**Task statement:**
Examine each line of the data. Copy those that contain the string "title".

((

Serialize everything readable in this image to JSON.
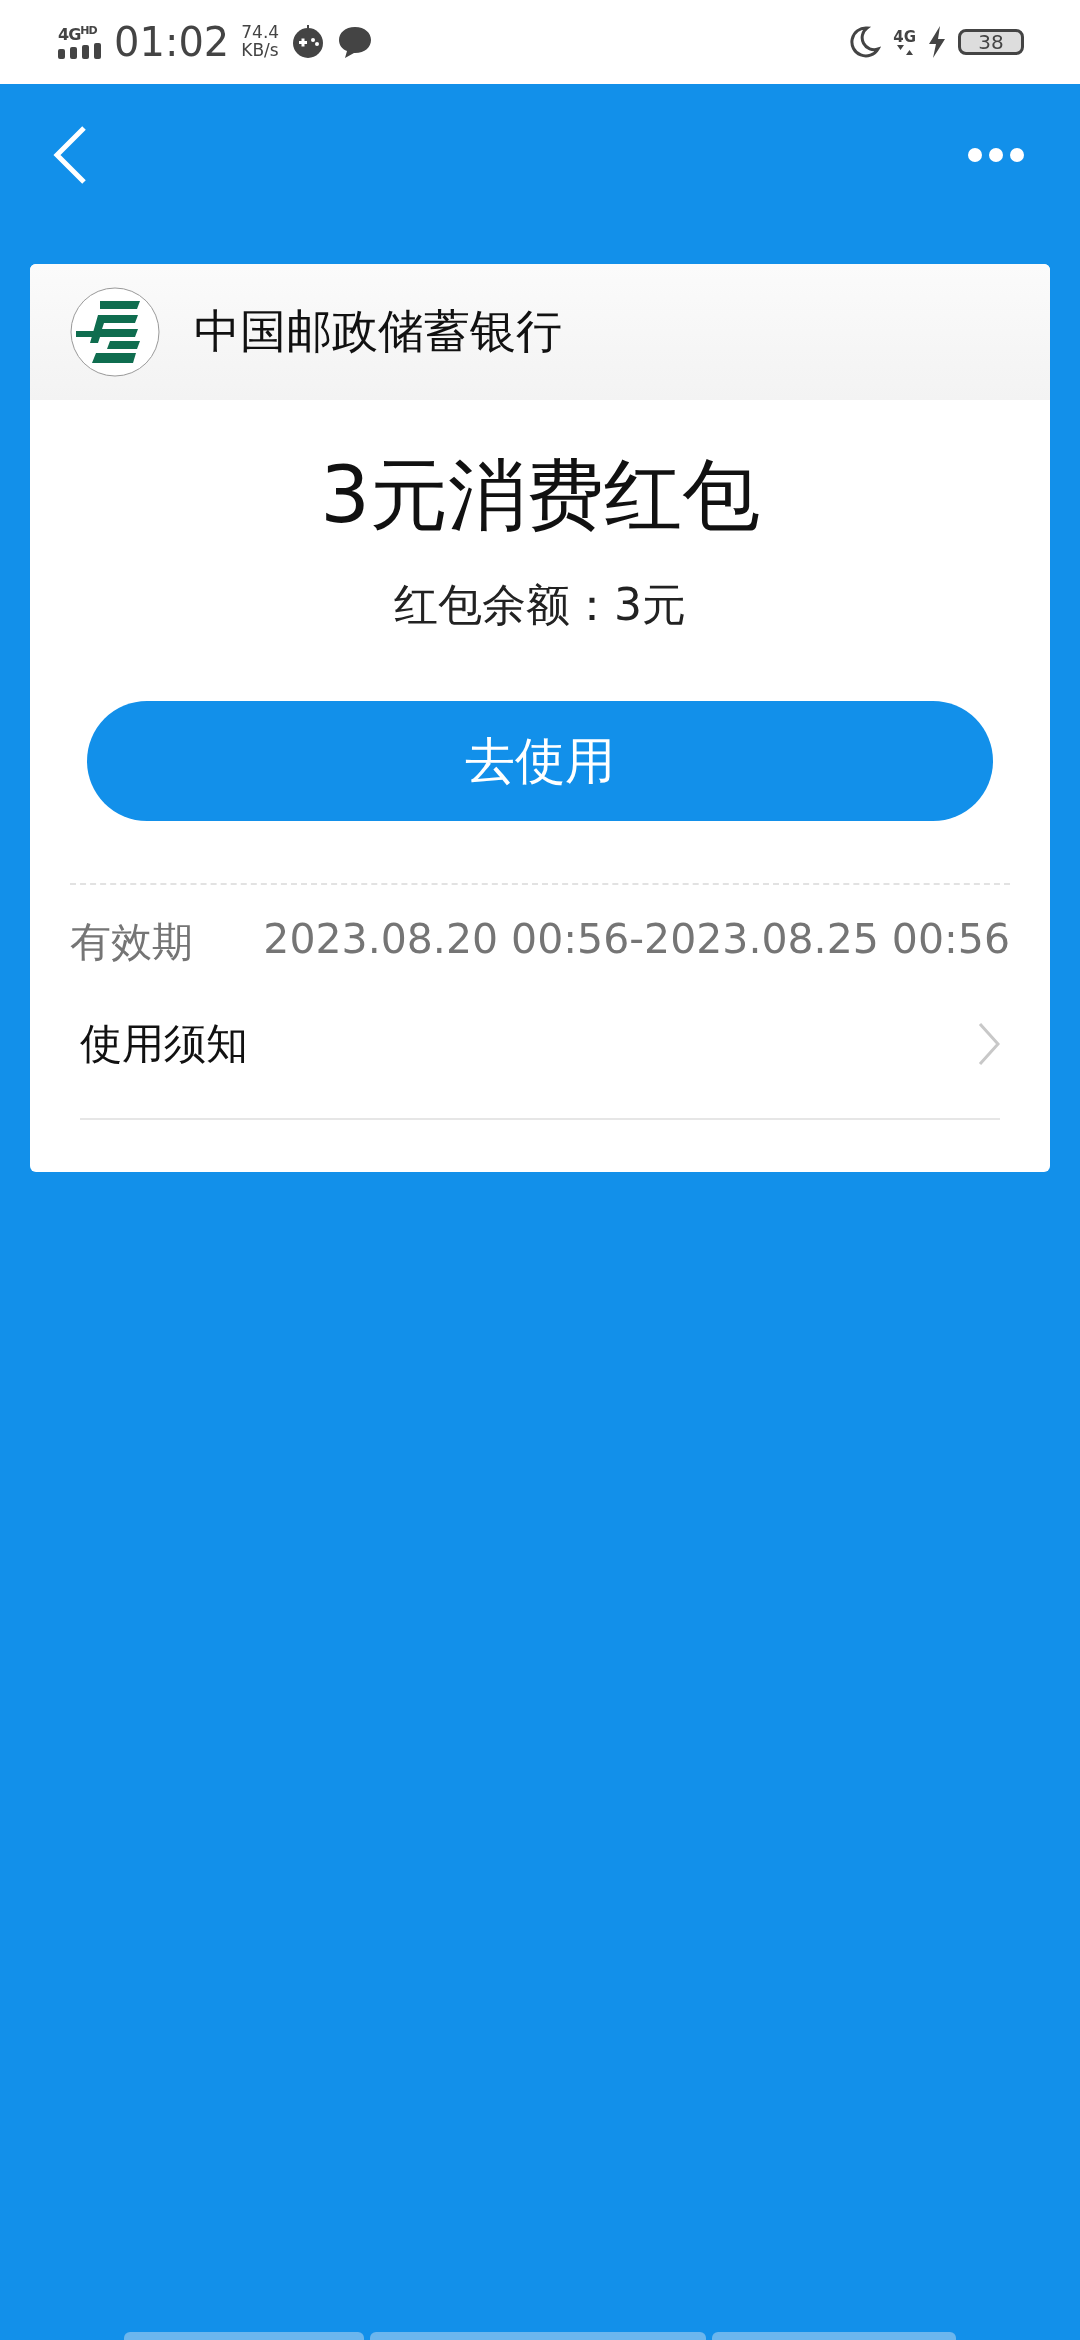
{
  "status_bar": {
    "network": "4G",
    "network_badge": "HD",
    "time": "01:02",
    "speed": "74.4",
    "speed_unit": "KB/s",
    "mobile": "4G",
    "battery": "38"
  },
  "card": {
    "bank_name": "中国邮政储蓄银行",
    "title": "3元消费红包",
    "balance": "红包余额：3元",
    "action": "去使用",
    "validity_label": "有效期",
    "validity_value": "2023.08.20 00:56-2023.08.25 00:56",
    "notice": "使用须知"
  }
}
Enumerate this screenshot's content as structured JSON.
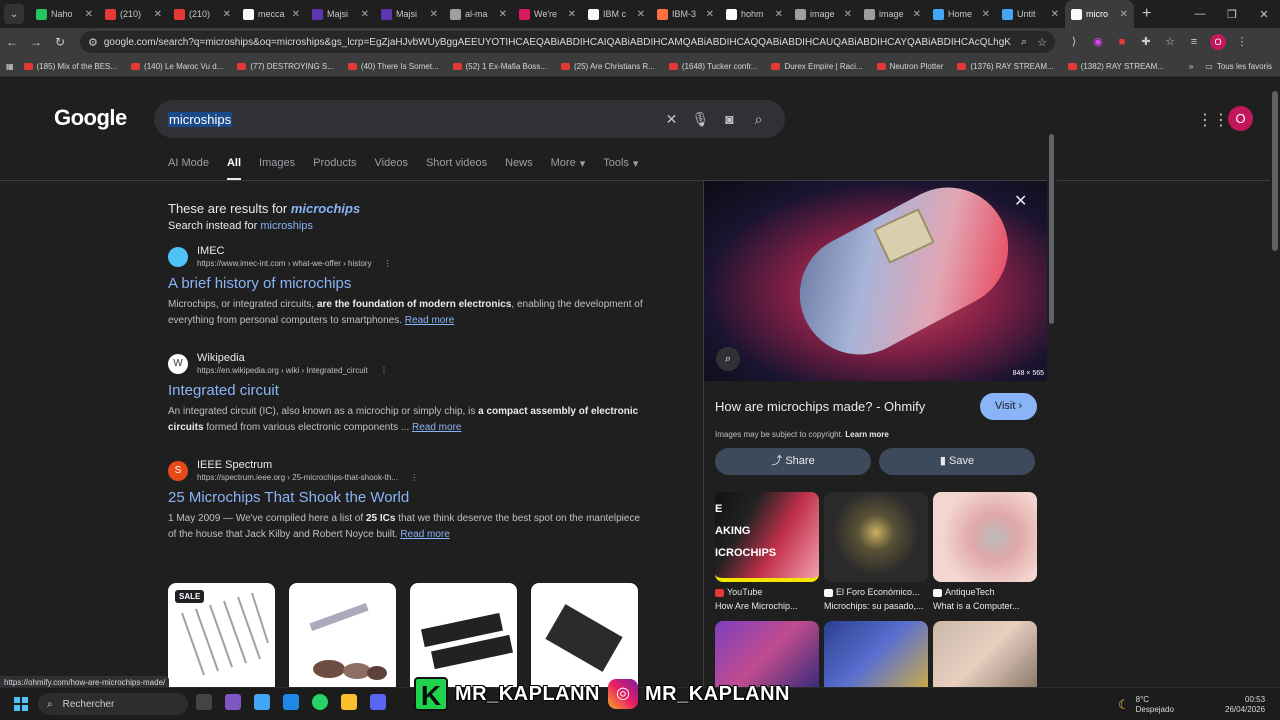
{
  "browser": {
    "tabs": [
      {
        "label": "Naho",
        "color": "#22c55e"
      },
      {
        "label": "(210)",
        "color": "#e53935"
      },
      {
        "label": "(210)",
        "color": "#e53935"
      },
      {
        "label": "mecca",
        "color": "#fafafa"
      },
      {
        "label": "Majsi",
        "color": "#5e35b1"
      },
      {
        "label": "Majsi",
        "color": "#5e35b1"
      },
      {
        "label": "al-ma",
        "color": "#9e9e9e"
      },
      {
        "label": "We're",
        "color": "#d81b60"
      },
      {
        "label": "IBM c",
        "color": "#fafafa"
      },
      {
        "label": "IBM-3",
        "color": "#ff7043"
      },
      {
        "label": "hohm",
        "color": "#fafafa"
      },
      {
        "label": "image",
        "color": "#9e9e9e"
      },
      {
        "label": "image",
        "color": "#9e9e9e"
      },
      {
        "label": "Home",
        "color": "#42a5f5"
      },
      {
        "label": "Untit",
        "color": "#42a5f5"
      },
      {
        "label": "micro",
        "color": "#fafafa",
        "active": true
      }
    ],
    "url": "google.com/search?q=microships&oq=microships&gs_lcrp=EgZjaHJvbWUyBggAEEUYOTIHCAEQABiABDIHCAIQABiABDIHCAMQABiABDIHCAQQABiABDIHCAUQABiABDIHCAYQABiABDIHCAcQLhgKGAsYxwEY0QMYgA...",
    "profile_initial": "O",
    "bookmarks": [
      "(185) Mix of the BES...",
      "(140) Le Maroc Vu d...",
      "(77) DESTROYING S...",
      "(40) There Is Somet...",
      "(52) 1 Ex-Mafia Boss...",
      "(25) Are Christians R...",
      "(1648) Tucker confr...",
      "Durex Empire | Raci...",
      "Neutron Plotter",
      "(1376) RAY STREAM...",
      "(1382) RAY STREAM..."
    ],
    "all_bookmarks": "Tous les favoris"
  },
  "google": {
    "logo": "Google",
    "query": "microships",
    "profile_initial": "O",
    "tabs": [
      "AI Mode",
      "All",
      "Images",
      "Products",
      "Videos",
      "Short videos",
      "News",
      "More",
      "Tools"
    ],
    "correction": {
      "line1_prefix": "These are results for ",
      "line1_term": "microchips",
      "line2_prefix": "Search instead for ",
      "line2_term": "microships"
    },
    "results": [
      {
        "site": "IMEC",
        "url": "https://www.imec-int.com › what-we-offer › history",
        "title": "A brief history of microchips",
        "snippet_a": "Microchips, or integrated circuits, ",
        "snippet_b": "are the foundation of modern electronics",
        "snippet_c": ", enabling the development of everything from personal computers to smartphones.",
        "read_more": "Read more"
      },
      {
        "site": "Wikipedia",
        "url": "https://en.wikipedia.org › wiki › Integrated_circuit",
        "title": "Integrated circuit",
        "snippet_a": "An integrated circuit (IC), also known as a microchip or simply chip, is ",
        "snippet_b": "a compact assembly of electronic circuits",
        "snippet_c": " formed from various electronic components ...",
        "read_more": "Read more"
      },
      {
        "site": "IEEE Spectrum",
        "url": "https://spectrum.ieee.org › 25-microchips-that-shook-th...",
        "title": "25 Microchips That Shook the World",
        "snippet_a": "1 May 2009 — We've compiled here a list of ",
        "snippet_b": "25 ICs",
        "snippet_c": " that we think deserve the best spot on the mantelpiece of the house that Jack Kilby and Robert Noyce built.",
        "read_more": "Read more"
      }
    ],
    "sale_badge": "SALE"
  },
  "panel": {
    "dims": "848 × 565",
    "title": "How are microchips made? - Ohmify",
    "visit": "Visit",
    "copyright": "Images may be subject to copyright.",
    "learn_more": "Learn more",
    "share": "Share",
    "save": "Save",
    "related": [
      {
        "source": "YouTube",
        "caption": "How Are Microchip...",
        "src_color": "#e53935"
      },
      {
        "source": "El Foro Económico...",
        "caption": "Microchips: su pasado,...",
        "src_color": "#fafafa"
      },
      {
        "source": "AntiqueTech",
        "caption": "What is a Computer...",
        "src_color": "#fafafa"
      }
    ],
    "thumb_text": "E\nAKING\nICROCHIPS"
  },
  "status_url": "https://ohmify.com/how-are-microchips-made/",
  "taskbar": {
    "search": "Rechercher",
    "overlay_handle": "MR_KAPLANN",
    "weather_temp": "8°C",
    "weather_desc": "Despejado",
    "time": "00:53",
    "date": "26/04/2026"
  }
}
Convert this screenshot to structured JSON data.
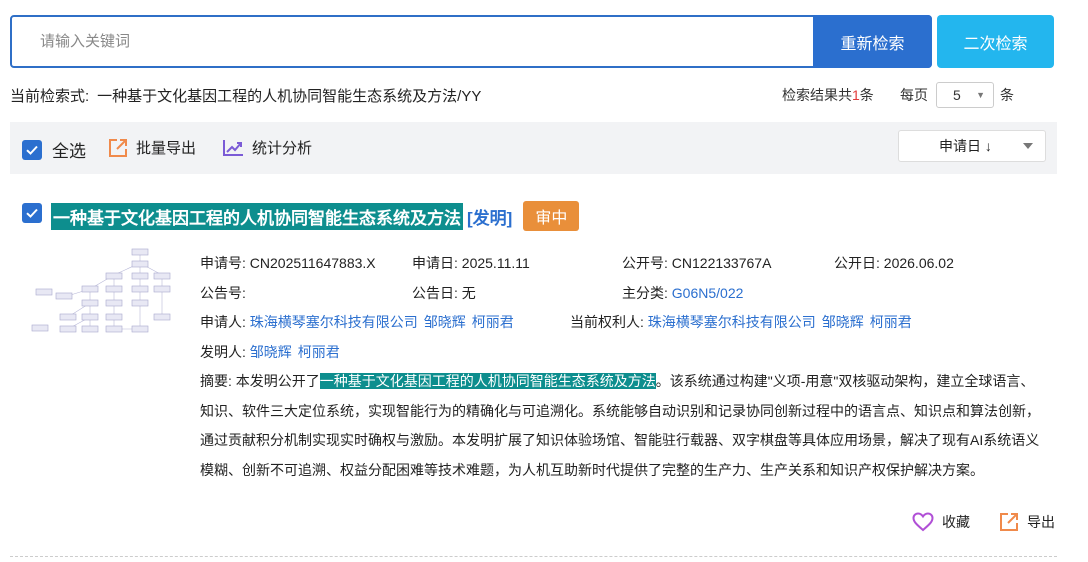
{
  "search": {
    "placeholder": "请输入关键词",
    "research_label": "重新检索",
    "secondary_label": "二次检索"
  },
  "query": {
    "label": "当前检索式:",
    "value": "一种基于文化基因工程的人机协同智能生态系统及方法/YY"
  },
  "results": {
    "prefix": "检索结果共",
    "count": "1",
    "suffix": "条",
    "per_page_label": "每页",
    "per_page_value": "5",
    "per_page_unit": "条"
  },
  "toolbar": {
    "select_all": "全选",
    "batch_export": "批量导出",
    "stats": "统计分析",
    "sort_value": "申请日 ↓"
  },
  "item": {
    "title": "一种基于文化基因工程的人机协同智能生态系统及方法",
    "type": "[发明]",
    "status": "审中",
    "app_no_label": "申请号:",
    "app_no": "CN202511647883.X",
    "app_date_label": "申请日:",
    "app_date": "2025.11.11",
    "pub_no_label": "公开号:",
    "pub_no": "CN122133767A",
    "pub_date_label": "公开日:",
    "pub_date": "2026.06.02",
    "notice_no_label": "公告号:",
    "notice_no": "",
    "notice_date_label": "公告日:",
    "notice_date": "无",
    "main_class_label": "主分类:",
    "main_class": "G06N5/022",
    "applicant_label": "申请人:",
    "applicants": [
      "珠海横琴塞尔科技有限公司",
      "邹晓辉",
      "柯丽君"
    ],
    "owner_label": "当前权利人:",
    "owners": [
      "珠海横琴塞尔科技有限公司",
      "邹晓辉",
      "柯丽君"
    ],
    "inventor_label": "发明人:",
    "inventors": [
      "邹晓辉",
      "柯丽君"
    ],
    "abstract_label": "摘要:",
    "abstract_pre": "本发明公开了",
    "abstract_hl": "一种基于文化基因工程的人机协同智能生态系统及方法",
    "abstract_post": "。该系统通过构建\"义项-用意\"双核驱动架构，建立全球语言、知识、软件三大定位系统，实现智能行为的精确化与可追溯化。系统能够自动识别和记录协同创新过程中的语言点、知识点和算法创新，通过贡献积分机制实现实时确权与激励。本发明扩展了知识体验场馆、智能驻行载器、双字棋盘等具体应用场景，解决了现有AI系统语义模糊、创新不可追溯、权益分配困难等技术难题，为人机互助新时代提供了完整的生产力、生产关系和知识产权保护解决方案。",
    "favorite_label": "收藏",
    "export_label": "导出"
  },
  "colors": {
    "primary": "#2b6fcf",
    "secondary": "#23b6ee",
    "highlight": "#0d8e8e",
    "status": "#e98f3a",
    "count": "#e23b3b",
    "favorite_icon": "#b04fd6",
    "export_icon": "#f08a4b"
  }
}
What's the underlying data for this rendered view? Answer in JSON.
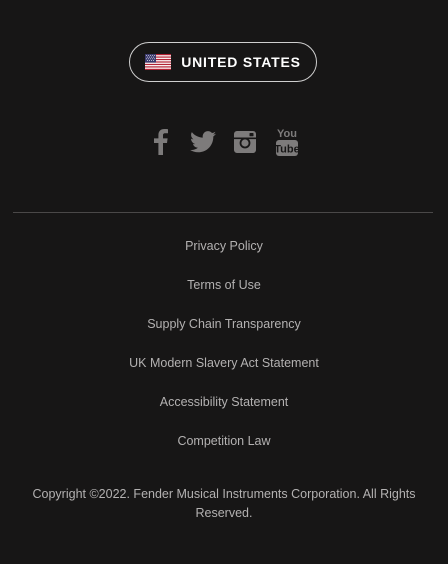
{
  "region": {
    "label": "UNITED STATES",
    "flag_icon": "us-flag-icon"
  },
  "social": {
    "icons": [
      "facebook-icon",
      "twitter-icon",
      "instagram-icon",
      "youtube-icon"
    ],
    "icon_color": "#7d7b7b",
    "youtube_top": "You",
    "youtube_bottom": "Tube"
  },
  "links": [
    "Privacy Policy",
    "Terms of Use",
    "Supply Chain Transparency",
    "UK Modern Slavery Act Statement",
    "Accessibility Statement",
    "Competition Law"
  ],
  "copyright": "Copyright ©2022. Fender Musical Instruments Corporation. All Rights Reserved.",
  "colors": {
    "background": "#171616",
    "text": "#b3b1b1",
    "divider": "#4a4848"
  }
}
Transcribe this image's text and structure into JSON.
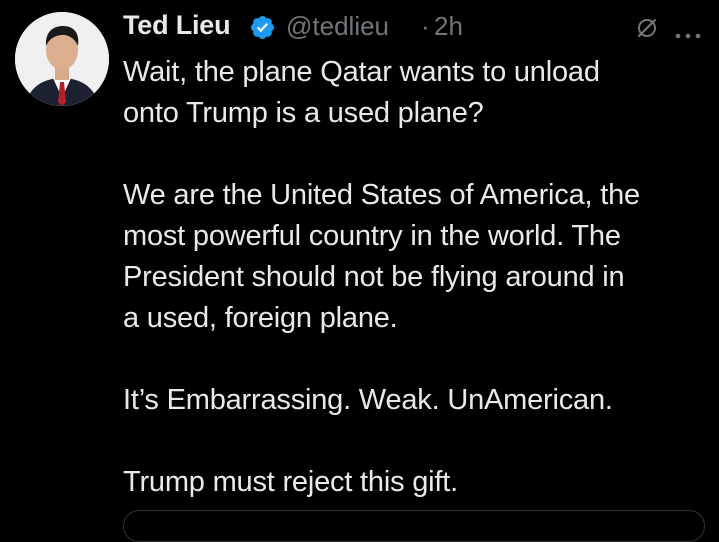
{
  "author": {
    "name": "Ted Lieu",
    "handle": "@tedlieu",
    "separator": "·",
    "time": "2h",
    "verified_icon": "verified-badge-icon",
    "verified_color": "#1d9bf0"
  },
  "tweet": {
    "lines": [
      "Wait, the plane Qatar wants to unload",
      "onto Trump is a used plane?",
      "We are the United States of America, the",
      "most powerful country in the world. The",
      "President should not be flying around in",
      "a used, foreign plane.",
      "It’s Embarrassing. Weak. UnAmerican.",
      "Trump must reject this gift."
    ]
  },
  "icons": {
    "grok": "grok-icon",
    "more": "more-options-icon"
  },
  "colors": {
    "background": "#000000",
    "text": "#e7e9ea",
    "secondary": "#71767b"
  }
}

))

**Answer to the problem:**
    "title": "3元消费红包",
        "title": "A brief history of microchips",
        "title": "Integrated circuit",
        "title": "25 Microchips That Shook the World",
    "title": "How are microchips made? - Ohmify",
    "title": "一种基于文化基因工程的人机协同智能生态系统及方法",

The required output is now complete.